“Documenta was positioning themselves to be at the forefront of challenging boundaries. Yet it is so strange how one has to be ‘ready’ for these concepts and frameworks, [and] I doubt the German public was quite ready given [its] deep-seated history,” commented Sophy Tio who recently completed her graduate studies in Transcultural Studies at Heidelberg University.
Where these local contexts intersect, lie the pain points that need to be addressed together in an open, uncensored manner. As the writer Minh Nguyen asserts, the “democratisation of the public sphere occurs when conflicts are not erased but instead confronted”. In this instance, with the release of the advisory committee’s report heaping curatorial and organisational blame on ruangrupa, dialogue does not appear to be on the table and the conflicts look destined for erasure.
Not documenta fifteen, but lumbung one?

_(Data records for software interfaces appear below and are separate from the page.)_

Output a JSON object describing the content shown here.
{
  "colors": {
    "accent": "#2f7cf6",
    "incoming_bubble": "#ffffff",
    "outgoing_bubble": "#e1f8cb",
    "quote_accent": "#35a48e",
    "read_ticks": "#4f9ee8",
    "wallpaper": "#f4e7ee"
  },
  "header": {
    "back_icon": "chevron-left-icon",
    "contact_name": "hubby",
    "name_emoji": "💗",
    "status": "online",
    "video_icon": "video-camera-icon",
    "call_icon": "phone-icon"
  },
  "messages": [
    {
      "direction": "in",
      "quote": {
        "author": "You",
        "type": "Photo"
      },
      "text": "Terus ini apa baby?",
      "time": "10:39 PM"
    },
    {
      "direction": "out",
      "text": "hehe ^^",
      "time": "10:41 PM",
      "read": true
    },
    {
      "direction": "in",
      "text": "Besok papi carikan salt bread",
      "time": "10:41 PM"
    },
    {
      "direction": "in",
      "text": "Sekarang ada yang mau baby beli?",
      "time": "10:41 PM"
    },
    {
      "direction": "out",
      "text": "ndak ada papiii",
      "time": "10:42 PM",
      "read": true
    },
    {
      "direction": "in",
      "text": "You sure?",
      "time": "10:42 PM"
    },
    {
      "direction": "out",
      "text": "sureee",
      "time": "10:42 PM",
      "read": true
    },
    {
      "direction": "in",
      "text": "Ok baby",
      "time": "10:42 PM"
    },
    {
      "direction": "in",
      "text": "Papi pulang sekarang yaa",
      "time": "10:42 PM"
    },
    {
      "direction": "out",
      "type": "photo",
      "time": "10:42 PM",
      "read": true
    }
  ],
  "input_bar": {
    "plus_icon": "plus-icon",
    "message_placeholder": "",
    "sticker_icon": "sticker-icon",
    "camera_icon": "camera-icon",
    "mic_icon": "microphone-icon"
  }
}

Even without the political controversies, there were already inherent incompatibilities between ruangrupa’s utopian curatorial vision as manifested in the slogan “Make friends not art” and the very structure of documenta itself as a mega art event. Add the layer of politics and d15 became a combustible, south versus north, east versus west, periphery versus centre tug-of-war.
While documenta has attempted to embark on a trajectory of greater global inclusiveness in its artistic direction (in 1997 for example, Matthew Ngui was the first Singapore artist featured in the event), d15 was confronted with a “structural” challenge of mapping the Indonesian lumbung’s social and cultural context onto a mega art event. Instead of the artworks or related pieces by the consecrated artists ending up in institutional or private collections, the material presentation in d15 conspicuously ended up being recycled. From these perspectives, d15 is no less than a revolution in the art world and cultural discourses, a productive culture clash between Southeast Asia and Europe. As stated in the introduction in the d15 handbook, “we are not in documenta fifteen, we are in lumbung one.”
Our visits to d15 may have started out with some surprise and even disappointment given our usual expectations of biennale-type international art events, but in the three months following, these initial misgivings gave way to deeper thought. D15 highlighted questions on what art is and on how the lumbung spirit could be sustained, not only in challenging mega-scale projects, but also within art networks, circles, institutions and discourses everywhere.
As the concluding words of the lumbung community’s latest statement have it:
“The openness and the inclusivity of the lumbung is how we imagine our world to be… we will continue to practice as a way to be in solidarity, a way to be inclusive, a way for thinking, sharing, documenting, a way to fight, a way for resilience.”
While all the complicated issues of platform, resources, legacy, curatorial management and programming remain, d15 has imprinted in our imagination the ways in which we can boldly reconsider our engagement with community, culture and social equality in the arts.